_EXERCISE_
Restate the records below word for word.

_RECORDS SHOWN_
»»
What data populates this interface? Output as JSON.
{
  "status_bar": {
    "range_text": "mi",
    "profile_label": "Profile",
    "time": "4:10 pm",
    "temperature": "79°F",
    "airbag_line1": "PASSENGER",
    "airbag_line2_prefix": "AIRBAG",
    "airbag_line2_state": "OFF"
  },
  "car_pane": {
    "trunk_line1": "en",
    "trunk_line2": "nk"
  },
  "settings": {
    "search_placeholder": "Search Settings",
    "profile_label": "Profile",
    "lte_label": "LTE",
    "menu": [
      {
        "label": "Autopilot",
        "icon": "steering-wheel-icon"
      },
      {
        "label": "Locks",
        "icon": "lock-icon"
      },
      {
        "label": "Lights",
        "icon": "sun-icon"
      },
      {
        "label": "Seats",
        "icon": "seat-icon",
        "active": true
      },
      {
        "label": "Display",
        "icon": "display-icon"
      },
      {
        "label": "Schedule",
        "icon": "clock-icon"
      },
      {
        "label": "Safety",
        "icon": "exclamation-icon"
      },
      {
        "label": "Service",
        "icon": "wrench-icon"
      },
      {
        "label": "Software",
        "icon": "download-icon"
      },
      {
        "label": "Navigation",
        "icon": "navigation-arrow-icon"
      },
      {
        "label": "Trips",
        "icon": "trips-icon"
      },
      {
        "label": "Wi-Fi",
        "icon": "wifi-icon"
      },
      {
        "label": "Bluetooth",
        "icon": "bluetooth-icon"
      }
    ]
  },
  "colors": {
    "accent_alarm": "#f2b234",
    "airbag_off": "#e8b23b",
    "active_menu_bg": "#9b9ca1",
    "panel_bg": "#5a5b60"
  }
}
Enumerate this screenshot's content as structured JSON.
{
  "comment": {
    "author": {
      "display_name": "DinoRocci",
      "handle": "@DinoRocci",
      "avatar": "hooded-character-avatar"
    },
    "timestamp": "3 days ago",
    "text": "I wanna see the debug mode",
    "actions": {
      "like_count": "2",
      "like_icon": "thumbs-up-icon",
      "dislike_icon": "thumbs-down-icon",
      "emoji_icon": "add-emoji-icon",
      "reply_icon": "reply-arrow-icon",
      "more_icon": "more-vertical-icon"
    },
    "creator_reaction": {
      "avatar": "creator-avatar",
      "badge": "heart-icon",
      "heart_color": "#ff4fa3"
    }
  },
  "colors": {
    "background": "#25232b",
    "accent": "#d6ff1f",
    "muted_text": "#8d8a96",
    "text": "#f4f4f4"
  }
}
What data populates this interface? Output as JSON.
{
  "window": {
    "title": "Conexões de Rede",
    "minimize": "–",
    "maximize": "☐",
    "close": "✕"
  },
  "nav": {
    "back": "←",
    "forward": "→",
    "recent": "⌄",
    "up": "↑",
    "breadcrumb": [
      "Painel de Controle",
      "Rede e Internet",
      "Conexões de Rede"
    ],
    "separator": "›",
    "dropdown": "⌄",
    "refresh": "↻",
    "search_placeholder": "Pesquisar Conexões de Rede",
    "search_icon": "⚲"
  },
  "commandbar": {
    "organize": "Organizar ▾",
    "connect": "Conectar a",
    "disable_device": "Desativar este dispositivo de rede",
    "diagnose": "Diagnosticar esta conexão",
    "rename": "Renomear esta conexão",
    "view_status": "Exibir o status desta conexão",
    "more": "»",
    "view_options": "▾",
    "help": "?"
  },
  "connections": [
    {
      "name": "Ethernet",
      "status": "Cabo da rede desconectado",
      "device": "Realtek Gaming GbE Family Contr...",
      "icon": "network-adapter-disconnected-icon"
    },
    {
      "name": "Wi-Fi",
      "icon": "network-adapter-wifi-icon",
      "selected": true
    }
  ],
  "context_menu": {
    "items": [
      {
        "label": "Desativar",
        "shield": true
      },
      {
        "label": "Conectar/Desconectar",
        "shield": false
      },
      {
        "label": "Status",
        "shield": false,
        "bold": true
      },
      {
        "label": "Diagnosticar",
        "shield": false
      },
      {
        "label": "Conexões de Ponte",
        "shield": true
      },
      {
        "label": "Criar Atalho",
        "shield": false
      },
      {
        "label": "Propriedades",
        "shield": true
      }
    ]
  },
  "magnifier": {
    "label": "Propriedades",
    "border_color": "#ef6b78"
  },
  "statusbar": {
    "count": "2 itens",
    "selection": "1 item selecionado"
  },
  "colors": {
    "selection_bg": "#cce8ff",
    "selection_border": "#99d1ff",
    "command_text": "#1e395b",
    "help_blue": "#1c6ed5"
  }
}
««
_TASK RESULT_
What data populates this interface? Output as JSON.
{
  "status_bar": {
    "range_text": "mi",
    "profile_label": "Profile",
    "time": "4:10 pm",
    "temperature": "79°F",
    "airbag_line1": "PASSENGER",
    "airbag_line2_prefix": "AIRBAG",
    "airbag_line2_state": "OFF"
  },
  "car_pane": {
    "trunk_line1": "en",
    "trunk_line2": "nk"
  },
  "settings": {
    "search_placeholder": "Search Settings",
    "profile_label": "Profile",
    "lte_label": "LTE",
    "menu": [
      {
        "label": "Autopilot",
        "icon": "steering-wheel-icon"
      },
      {
        "label": "Locks",
        "icon": "lock-icon"
      },
      {
        "label": "Lights",
        "icon": "sun-icon"
      },
      {
        "label": "Seats",
        "icon": "seat-icon",
        "active": true
      },
      {
        "label": "Display",
        "icon": "display-icon"
      },
      {
        "label": "Schedule",
        "icon": "clock-icon"
      },
      {
        "label": "Safety",
        "icon": "exclamation-icon"
      },
      {
        "label": "Service",
        "icon": "wrench-icon"
      },
      {
        "label": "Software",
        "icon": "download-icon"
      },
      {
        "label": "Navigation",
        "icon": "navigation-arrow-icon"
      },
      {
        "label": "Trips",
        "icon": "trips-icon"
      },
      {
        "label": "Wi-Fi",
        "icon": "wifi-icon"
      },
      {
        "label": "Bluetooth",
        "icon": "bluetooth-icon"
      }
    ]
  },
  "colors": {
    "accent_alarm": "#f2b234",
    "airbag_off": "#e8b23b",
    "active_menu_bg": "#9b9ca1",
    "panel_bg": "#5a5b60"
  }
}
Enumerate this screenshot's content as structured JSON.
{
  "comment": {
    "author": {
      "display_name": "DinoRocci",
      "handle": "@DinoRocci",
      "avatar": "hooded-character-avatar"
    },
    "timestamp": "3 days ago",
    "text": "I wanna see the debug mode",
    "actions": {
      "like_count": "2",
      "like_icon": "thumbs-up-icon",
      "dislike_icon": "thumbs-down-icon",
      "emoji_icon": "add-emoji-icon",
      "reply_icon": "reply-arrow-icon",
      "more_icon": "more-vertical-icon"
    },
    "creator_reaction": {
      "avatar": "creator-avatar",
      "badge": "heart-icon",
      "heart_color": "#ff4fa3"
    }
  },
  "colors": {
    "background": "#25232b",
    "accent": "#d6ff1f",
    "muted_text": "#8d8a96",
    "text": "#f4f4f4"
  }
}
What data populates this interface? Output as JSON.
{
  "window": {
    "title": "Conexões de Rede",
    "minimize": "–",
    "maximize": "☐",
    "close": "✕"
  },
  "nav": {
    "back": "←",
    "forward": "→",
    "recent": "⌄",
    "up": "↑",
    "breadcrumb": [
      "Painel de Controle",
      "Rede e Internet",
      "Conexões de Rede"
    ],
    "separator": "›",
    "dropdown": "⌄",
    "refresh": "↻",
    "search_placeholder": "Pesquisar Conexões de Rede",
    "search_icon": "⚲"
  },
  "commandbar": {
    "organize": "Organizar ▾",
    "connect": "Conectar a",
    "disable_device": "Desativar este dispositivo de rede",
    "diagnose": "Diagnosticar esta conexão",
    "rename": "Renomear esta conexão",
    "view_status": "Exibir o status desta conexão",
    "more": "»",
    "view_options": "▾",
    "help": "?"
  },
  "connections": [
    {
      "name": "Ethernet",
      "status": "Cabo da rede desconectado",
      "device": "Realtek Gaming GbE Family Contr...",
      "icon": "network-adapter-disconnected-icon"
    },
    {
      "name": "Wi-Fi",
      "icon": "network-adapter-wifi-icon",
      "selected": true
    }
  ],
  "context_menu": {
    "items": [
      {
        "label": "Desativar",
        "shield": true
      },
      {
        "label": "Conectar/Desconectar",
        "shield": false
      },
      {
        "label": "Status",
        "shield": false,
        "bold": true
      },
      {
        "label": "Diagnosticar",
        "shield": false
      },
      {
        "label": "Conexões de Ponte",
        "shield": true
      },
      {
        "label": "Criar Atalho",
        "shield": false
      },
      {
        "label": "Propriedades",
        "shield": true
      }
    ]
  },
  "magnifier": {
    "label": "Propriedades",
    "border_color": "#ef6b78"
  },
  "statusbar": {
    "count": "2 itens",
    "selection": "1 item selecionado"
  },
  "colors": {
    "selection_bg": "#cce8ff",
    "selection_border": "#99d1ff",
    "command_text": "#1e395b",
    "help_blue": "#1c6ed5"
  }
}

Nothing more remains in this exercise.